Manuela Garcia Quiroga, Catherine Hamilton-Giachritsis, Margarita Ibañez Fanés

Research output: Contribution to journalArticlepeer-review

7 Citations (Scopus)
171 Downloads (Pure)

Abstract

Attachment has been assessed in children living in alternative care (AC) settings, such as Residential Homes (RC) and Foster Care (FC). However, no study has been conducted to compare attachment styles in residential, foster and parental care conducted as usual in the same country at the same point in time. There is also a lack of studies conducted in less developed countries. Therefore, the aim of this study was to compare outcomes for children living in three different types of care in Chile. Three groups of children (N=77), living in (RC), (FC) and with biological parents (PC) were compared. Attachment styles, Indiscriminate Friendliness (IF) and socio-emotional / behavioural difficulties were assessed.
Higher rates of secure attachment were observed in the RC group (36.1%) when compared to studies in RC in other countries (mean 18%). However, children in both types of AC were significantly more likely to have insecure and/or disorganised attachment styles than PC children. Higher rates of socio-emotional and behavioural problems were observed in RC (55.6%) and FC (50%) compared to PC (10%). Within type of AC, no significant differences were found, for attachment styles or for socio-emotional/behavioural difficulties, the only difference were the levels of IF, with children in RC having higher levels. As a conclusion, impact of placement in AC can vary between different countries, other factors, rather than only type of AC could better explain differences in attachment security for children.
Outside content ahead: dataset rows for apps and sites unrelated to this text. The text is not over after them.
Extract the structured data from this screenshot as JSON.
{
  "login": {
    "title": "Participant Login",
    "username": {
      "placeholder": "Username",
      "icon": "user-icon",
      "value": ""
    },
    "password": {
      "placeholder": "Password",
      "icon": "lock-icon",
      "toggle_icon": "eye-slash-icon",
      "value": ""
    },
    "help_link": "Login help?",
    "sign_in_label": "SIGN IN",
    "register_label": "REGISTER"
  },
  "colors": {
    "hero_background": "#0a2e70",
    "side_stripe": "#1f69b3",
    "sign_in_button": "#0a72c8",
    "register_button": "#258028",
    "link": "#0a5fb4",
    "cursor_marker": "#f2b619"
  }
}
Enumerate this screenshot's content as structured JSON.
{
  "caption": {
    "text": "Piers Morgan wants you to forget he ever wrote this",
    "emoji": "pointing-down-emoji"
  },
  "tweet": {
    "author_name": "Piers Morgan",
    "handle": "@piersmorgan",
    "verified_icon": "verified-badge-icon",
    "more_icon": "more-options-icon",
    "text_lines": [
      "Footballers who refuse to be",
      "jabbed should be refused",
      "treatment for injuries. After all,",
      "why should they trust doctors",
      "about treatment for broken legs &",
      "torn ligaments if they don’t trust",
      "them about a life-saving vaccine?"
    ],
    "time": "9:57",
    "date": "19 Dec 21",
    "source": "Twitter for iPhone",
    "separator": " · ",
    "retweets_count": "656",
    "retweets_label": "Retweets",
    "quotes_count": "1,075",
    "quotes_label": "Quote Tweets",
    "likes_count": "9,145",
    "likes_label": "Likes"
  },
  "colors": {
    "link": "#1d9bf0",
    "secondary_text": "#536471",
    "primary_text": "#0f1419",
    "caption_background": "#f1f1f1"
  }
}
Implications for research and practices are discussed
Original languageEnglish
Pages (from-to)180-189
Number of pages10
JournalChild Abuse and Neglect
Volume70
Early online date13 Jun 2017
DOIs
Publication statusPublished - 31 Aug 2017

Fingerprint Dive into the research topics of 'Attachment representations and socio-emotional difficulties in alternative care: A comparison between residential, foster and family based children in Chile'. Together they form a unique fingerprint.

Cite this